I have seen and heard Ms Headley and her voice was made in heaven, too.
© Daily Mail, London
A brilliant and tragic life
LOS ANGELES, (Reuters) - Whitney Houston, who was found dead in a Beverly Hills hotel room last Saturday, rose from a gospel church choir in New Jersey to become one of the best-selling and most-admired female singers of all time.
With hits like "I Will Always Love You" -- the theme song of what was her film acting debut in "The Bodyguard" opposite Kevin Costner in 1992 -- and "The Greatest Love of All," Houston won six Grammys and more than 400 other awards in a 25-year career.
Her soaring voice influenced singers ranging from Beyonce and Alicia Keys to Mariah Carey and Celine Dion -- and inspired thousands of copy-cat performers on TV talent shows.
Her early successes also made her one of the first black artists, along with Michael Jackson, to find success on MTV. She later became the kind of singer and actress who could cross international barriers as well as ethnic ones.
"She had everything, beauty, a magnificent voice. How sad her gifts could not bring her the same happiness they brought us," singing legend Barbra Streisand said in a statement.
Critics hailed the range of her voice and the passion behind her performances.
But behind closed doors, her life was far from the romantic dreams she captured so brilliantly in her singing. She struggled for years with drug and alcohol problems, entering rehab again as recently as May 2011.
Her sudden death shocked the world as much as Jackson's passing from an overdose of sedatives and a powerful anesthetic in June 2009, at age 50. She joins a short list of brilliant singers -- Elvis Presley, Amy Winehouse and Jackson -- whose lives were cut short by personal problems and drug abuse.
Houston died on the eve of the Grammy Awards, and just hours before she was due to attend the annual pre-Grammy party thrown by record producer Clive Davis -- the man who discovered her in a nightclub in the early 1980s and who guided her career through its many ups and downs.
Her death came just over two years after a 2009 comeback following the end of a turbulent 14-year marriage to singer Bobby Brown. She is survived by their daughter, Bobbi Kris.
BATTLING DRUGS, MAKING MUSIC
Houston brought a painful and public honesty to her personal struggles, admitting in a 2002 TV interview that she had used marijuana, cocaine, alcohol and prescription drugs.

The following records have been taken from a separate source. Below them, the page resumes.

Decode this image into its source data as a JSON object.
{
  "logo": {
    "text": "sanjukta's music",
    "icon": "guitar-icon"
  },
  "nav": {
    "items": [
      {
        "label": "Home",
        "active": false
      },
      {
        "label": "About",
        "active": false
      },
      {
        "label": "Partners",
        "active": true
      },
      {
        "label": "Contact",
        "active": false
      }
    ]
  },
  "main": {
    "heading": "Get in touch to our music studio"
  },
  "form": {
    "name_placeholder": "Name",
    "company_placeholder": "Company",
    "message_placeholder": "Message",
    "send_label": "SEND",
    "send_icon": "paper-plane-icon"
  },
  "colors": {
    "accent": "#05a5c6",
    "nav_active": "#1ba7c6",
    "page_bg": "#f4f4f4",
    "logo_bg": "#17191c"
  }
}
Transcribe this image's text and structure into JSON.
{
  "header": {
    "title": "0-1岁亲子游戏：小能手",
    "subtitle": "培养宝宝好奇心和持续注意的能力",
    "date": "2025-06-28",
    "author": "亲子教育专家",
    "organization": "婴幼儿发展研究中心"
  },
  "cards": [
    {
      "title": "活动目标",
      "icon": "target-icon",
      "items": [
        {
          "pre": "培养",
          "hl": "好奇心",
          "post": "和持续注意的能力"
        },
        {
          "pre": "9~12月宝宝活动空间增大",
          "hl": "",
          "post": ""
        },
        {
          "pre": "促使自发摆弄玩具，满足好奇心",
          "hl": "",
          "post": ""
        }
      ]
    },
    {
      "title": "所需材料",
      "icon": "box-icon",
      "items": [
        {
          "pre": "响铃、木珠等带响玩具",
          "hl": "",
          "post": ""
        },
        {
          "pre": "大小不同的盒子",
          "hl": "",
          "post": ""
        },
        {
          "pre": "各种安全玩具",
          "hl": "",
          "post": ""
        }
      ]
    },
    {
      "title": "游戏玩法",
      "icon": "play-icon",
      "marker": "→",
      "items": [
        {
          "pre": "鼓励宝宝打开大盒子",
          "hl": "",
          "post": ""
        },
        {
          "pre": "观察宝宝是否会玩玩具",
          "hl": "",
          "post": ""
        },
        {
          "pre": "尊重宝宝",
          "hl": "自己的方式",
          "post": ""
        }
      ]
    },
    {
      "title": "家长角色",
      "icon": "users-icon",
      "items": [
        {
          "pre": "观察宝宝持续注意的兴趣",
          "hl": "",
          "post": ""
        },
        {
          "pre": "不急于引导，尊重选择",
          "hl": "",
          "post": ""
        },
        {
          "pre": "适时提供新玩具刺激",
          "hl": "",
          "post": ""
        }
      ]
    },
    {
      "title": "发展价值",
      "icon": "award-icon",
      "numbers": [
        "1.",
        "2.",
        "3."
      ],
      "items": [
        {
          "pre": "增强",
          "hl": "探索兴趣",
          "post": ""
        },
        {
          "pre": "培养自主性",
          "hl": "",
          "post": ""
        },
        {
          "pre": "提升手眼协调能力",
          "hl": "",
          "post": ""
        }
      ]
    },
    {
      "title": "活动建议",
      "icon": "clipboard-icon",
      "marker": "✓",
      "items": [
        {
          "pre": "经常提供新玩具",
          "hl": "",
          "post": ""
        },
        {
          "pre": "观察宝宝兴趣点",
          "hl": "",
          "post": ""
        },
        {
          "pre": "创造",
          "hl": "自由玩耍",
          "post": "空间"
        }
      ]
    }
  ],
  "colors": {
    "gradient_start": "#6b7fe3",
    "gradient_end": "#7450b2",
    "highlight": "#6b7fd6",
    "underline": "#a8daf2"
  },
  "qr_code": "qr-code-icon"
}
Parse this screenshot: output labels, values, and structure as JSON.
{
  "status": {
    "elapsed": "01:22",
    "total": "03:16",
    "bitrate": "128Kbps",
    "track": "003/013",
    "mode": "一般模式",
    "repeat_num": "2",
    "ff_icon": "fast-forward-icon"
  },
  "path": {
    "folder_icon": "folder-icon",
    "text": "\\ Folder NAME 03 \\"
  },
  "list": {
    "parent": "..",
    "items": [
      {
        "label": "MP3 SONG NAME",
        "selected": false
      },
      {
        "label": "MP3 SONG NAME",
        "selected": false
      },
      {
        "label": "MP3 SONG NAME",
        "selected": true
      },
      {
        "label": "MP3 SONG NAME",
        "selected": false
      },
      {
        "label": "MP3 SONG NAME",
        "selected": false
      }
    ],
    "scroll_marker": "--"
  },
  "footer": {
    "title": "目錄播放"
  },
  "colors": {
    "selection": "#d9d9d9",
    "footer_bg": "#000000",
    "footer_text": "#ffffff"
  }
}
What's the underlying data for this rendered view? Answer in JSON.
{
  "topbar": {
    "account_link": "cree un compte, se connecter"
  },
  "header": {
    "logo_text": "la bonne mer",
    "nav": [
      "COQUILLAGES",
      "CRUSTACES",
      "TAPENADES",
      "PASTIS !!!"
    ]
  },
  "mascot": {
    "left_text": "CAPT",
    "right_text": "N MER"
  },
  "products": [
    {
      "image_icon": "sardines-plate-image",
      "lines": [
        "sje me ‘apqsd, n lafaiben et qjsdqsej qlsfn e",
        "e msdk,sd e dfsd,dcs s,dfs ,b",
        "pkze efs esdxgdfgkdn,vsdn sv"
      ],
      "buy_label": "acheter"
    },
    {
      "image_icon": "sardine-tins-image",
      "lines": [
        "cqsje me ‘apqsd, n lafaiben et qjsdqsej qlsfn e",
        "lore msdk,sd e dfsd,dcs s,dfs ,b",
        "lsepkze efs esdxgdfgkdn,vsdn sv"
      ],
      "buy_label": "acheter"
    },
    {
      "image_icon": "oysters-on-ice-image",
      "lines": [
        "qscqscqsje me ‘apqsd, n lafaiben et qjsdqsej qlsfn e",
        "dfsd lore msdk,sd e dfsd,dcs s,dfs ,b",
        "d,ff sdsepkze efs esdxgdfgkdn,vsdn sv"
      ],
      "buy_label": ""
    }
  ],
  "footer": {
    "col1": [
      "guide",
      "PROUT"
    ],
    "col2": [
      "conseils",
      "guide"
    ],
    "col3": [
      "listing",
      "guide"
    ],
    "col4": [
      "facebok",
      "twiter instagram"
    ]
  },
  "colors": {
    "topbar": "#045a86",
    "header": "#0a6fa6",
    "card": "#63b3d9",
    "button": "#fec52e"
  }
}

By 2009, as she released her first (and last) studio album in seven years with "I Look to You," she told talk show host Oprah Winfrey that her and Brown's drug of choice was marijuana mixed with cocaine.
She also described how when the two were high, he would break glass objects and at one point he painted what she called "evil eyes" on the walls of their home.
Her mother forced her into rehab, telling Houston "I'm not losing you to Satan," the singer told Winfrey.
The pair divorced in 2007 and Houston declared that she was clean. But a comeback tour of Europe was dogged by poor performances, bizarre behavior, and repeated denials that she was back on drugs.
It was all a far cry from the days when Houston began singing in a gospel choir in New Jersey at the age of 11, and later accompanied her mother, the rhythm and blues singer Cissy Houston, in concerts and on an album.
Houston, whose cousin was singer Dionne Warwick and whose godmother was Aretha Franklin, did some modeling and started singing on jazz albums in the early 1980s before Davis heard her and offered her a record contract.
Her self-titled debut album was released in 1985 and produced the hit singles "Saving All My Love For You," "How Will I Know" and "The Greatest Love of All." At more than 13 million copies, it was the best-selling debut album ever by a female artist.